Are you at greater risk of dying from a heart attack or stroke if you work as a seafarer? It depends on. When the researchers behind the study first analyzed 85,000 Swedish seamen, no elevated risks were found.
“But as a researcher, you always have to go further in your analyzes. So we divided the sailors into two groups: those who worked on passenger ships and those who worked on different types of vessels”, Helena Eriksson, chief physician, Occupational and Environmental Medicine at Sahlgrenska, says.
Then they discovered differences. For those who worked solely on passenger ships, there was no increased risk of death in cardiovascular disease, while there was in the other group – especially among men who were under 46 years of age and who worked on deck or engine departments.

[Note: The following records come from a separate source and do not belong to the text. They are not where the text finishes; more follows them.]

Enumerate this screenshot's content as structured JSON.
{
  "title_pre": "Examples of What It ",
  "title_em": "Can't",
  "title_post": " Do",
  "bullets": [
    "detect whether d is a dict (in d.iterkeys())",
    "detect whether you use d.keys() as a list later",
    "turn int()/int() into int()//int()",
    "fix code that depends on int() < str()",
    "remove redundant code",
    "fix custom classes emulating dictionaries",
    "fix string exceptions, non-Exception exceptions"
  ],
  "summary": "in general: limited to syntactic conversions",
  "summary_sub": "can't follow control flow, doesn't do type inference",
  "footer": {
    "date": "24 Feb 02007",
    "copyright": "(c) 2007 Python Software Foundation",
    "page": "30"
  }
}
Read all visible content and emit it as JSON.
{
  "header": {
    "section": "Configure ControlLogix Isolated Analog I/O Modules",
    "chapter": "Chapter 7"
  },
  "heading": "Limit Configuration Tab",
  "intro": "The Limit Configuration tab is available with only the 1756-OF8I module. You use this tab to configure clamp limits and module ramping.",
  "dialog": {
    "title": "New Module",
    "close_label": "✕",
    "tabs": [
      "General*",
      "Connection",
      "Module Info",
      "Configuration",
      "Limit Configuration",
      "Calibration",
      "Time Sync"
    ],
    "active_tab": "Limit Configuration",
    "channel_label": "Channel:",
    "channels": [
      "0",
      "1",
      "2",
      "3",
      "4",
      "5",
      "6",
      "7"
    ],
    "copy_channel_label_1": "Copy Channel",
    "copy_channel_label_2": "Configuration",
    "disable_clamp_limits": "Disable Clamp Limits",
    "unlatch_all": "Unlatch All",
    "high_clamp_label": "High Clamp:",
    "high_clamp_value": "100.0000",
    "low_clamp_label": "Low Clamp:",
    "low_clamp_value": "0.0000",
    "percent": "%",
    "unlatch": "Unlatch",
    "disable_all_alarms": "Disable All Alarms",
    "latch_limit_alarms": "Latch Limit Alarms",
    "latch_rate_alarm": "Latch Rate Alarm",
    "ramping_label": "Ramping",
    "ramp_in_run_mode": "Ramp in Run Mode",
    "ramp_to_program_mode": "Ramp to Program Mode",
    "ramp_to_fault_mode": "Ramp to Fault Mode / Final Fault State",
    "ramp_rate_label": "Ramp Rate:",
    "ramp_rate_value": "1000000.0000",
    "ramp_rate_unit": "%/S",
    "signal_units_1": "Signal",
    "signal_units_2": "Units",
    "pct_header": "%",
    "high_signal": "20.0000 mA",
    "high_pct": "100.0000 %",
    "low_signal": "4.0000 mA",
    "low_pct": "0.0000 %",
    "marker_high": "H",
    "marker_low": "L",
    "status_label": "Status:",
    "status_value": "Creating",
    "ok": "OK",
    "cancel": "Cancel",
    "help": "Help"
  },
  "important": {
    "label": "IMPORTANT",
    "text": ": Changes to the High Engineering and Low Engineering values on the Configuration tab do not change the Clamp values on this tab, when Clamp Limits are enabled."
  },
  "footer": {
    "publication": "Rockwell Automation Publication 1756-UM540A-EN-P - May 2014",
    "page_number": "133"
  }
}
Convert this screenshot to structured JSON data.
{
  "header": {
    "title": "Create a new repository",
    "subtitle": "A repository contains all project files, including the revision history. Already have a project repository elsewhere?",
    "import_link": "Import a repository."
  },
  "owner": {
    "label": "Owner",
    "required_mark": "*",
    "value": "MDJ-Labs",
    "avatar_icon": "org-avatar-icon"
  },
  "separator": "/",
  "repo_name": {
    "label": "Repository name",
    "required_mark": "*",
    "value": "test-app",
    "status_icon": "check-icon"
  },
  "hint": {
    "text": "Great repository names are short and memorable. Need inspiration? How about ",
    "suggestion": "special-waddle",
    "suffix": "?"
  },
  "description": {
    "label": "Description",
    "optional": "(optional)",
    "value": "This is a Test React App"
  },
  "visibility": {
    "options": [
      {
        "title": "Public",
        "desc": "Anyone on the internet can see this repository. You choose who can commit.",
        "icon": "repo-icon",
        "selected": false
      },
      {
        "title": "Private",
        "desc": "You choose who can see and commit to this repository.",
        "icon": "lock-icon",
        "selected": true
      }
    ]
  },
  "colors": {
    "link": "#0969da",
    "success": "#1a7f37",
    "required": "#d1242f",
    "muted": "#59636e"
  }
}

“It was surprising. We had thought that the risk would increase in higher age.”
Are there any thoughts as to why this particular group of young men is affected?
“In general, more men than women suffer from cardiovascular disease. Since this is a registry study with statistical results, we can only speculate on the factors behind it, but it is clear that the working environment looks different depending on what you are working with”, Helena Eriksson says.
“In addition to lifestyle, noise is a risk factor for developing myocardial infarction, as well as shift work and stress.”
Although the young men are at higher risk of dying than others, they are not at higher risk of falling ill. How does that equation go together? It is probably not just about, which is easy to believe, that you are out at sea and far from health care.
“It must also be taken into account that this concerns a certain age group. Why exactly do these men die? And why exactly those who have worked 10 to 20 years at sea within certain occupational categories?
The study failed to show any reliable statistics on the increased risk of female sailors dying of cardiovascular disease. However, just like the men, they run an increased risk of dying.
“We do not know what this is due to and why the total mortality is increased. The next step for us is to seek funding to be able to investigate it, ” Helena Eriksson says.
Footnote: The article Mortality from cardiovascular disease in a cohort of Swedish seafarers has been authored by Helena Eriksson, Karl Forsell and Eva Andersson